**EXERCISE INSTRUCTIONS:** Retype the line with "Output a JSON" in it, then each line after it to the end of the data, word for word.

**DATA FOR THIS TASK:**
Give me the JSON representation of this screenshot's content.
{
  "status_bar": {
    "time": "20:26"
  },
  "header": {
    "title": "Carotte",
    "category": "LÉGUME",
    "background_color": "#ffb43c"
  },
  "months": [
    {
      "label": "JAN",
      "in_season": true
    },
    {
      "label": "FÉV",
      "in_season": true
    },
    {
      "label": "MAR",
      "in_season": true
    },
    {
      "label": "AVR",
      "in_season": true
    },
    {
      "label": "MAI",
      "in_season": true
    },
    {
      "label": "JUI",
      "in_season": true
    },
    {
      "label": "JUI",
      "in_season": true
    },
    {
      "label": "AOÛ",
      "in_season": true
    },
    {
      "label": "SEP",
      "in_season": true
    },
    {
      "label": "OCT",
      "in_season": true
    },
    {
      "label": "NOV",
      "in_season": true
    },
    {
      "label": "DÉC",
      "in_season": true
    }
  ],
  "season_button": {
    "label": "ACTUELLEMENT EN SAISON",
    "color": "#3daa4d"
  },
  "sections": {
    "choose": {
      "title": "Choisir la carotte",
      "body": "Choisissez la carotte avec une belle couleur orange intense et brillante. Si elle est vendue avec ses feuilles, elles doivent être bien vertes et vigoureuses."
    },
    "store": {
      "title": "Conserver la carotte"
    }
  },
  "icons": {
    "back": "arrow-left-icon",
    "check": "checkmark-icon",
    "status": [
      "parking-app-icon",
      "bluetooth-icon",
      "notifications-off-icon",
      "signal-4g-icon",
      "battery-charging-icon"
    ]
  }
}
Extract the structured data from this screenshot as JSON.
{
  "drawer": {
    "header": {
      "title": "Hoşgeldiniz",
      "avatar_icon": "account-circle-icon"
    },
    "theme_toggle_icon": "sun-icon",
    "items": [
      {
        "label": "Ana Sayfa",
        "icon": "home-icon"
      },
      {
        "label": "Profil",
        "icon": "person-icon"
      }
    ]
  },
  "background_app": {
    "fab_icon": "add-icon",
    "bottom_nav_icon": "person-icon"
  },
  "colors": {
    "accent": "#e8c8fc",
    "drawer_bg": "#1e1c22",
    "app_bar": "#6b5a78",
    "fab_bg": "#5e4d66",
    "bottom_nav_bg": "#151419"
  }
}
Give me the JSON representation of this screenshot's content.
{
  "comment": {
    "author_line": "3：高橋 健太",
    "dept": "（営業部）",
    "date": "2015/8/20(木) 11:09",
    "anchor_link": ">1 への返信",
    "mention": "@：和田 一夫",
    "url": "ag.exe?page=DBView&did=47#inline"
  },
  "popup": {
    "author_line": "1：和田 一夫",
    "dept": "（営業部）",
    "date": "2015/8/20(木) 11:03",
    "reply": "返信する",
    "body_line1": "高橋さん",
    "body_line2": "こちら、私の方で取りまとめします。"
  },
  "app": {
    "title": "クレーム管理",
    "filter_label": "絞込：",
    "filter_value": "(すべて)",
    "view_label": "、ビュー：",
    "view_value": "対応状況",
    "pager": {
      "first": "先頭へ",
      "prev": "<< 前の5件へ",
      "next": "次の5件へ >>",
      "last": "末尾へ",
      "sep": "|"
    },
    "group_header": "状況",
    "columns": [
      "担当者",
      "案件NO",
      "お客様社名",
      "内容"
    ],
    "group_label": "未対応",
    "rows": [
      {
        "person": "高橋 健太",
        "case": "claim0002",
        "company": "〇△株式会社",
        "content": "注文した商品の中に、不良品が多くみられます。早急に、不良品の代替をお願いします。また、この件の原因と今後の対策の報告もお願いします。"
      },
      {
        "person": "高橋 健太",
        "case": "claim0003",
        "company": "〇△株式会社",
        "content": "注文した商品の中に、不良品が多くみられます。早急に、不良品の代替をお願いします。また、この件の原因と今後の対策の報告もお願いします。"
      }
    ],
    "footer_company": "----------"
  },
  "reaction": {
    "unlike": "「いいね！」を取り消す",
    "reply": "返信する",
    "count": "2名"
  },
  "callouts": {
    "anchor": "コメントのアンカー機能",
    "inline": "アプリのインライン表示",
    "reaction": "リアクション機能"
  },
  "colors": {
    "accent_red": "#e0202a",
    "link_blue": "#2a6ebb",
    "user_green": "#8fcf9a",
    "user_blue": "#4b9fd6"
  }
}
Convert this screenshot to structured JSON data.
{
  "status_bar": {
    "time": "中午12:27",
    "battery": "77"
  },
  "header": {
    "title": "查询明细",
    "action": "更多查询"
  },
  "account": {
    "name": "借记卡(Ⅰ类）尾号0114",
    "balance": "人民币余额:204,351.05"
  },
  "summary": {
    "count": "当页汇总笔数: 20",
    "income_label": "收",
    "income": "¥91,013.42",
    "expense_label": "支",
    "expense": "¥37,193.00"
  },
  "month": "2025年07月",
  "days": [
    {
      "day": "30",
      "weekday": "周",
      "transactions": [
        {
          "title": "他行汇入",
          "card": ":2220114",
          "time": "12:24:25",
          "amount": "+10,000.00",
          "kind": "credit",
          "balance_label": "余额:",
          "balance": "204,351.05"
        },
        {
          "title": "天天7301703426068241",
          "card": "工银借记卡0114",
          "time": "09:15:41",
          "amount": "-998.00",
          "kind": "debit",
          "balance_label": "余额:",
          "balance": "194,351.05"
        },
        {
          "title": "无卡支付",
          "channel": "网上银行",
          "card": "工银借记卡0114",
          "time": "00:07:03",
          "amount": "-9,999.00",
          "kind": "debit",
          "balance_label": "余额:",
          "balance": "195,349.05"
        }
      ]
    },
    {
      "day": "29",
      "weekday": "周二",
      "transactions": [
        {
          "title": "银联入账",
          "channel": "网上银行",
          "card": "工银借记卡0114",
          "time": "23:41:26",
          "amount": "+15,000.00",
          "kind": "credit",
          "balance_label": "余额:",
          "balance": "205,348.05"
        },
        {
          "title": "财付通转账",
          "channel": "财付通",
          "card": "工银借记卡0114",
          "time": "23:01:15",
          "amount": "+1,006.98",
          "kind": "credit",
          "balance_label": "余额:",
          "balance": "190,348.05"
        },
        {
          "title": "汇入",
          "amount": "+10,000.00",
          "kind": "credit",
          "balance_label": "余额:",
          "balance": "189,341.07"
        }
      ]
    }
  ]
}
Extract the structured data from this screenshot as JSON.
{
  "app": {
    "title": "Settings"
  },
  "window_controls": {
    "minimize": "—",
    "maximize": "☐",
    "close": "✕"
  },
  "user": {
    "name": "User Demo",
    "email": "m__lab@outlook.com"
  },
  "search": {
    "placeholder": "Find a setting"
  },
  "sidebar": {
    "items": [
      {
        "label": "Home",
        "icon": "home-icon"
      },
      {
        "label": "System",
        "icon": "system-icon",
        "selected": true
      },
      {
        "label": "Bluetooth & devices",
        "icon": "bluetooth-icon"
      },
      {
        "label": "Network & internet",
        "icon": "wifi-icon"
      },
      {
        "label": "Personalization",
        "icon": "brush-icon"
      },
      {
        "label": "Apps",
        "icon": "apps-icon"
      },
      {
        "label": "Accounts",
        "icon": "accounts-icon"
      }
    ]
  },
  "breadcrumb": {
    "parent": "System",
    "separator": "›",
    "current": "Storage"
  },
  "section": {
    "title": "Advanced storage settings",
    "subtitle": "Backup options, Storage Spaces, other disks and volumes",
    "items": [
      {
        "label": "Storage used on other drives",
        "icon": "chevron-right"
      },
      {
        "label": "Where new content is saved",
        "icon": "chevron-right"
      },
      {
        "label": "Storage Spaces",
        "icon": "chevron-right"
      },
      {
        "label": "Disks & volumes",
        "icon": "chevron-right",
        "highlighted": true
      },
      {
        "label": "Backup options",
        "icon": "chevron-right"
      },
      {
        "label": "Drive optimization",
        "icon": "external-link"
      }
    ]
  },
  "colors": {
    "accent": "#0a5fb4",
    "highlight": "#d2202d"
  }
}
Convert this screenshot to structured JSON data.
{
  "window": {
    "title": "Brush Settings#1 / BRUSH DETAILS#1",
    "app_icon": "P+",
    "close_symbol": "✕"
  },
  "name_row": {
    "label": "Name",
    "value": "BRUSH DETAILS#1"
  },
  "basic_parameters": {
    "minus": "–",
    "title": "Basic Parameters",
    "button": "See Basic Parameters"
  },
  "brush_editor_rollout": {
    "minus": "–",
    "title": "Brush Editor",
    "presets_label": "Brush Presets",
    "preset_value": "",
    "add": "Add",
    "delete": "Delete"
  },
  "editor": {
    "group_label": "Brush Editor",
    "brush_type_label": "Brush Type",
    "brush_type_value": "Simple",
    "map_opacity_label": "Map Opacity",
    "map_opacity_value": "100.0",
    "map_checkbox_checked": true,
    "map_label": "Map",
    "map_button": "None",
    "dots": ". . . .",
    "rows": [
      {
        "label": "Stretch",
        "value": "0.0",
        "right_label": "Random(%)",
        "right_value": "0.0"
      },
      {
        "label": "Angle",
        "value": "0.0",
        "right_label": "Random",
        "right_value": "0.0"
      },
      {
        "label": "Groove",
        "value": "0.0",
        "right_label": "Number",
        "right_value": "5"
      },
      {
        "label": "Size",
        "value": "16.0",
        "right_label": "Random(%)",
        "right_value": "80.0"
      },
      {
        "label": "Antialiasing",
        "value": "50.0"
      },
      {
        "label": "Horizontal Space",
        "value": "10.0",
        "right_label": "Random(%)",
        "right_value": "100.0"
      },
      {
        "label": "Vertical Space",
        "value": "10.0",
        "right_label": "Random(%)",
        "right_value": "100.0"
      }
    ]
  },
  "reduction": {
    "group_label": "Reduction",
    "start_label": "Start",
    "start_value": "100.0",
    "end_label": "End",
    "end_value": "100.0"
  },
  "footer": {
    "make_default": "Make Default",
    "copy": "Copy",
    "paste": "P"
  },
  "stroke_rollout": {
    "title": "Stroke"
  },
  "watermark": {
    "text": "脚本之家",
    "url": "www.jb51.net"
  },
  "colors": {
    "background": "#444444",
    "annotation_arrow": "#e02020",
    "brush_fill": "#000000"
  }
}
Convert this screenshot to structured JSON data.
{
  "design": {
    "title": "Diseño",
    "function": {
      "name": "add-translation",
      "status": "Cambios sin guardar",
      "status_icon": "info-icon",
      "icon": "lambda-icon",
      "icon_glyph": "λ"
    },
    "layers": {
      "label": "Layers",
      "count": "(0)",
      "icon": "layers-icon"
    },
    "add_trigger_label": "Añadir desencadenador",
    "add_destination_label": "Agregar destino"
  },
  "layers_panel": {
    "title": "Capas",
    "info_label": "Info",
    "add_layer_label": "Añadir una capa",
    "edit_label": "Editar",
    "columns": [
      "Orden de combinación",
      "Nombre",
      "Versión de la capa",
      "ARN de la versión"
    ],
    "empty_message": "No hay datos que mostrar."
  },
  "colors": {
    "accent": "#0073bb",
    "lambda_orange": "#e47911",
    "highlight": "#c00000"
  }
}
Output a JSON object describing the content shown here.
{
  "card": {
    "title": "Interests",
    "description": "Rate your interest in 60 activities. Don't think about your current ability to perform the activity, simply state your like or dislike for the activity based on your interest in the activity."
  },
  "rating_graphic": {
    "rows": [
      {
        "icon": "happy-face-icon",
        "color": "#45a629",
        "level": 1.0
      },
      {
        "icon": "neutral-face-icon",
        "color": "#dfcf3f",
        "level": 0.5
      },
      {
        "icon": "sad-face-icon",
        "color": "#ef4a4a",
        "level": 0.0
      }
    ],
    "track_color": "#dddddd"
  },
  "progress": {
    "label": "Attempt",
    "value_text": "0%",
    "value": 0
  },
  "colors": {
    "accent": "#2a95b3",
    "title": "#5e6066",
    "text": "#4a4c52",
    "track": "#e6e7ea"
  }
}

**SOLUTION BELOW:**
Output a JSON object describing the content shown here.
{
  "card": {
    "title": "Interests",
    "description": "Rate your interest in 60 activities. Don't think about your current ability to perform the activity, simply state your like or dislike for the activity based on your interest in the activity."
  },
  "rating_graphic": {
    "rows": [
      {
        "icon": "happy-face-icon",
        "color": "#45a629",
        "level": 1.0
      },
      {
        "icon": "neutral-face-icon",
        "color": "#dfcf3f",
        "level": 0.5
      },
      {
        "icon": "sad-face-icon",
        "color": "#ef4a4a",
        "level": 0.0
      }
    ],
    "track_color": "#dddddd"
  },
  "progress": {
    "label": "Attempt",
    "value_text": "0%",
    "value": 0
  },
  "colors": {
    "accent": "#2a95b3",
    "title": "#5e6066",
    "text": "#4a4c52",
    "track": "#e6e7ea"
  }
}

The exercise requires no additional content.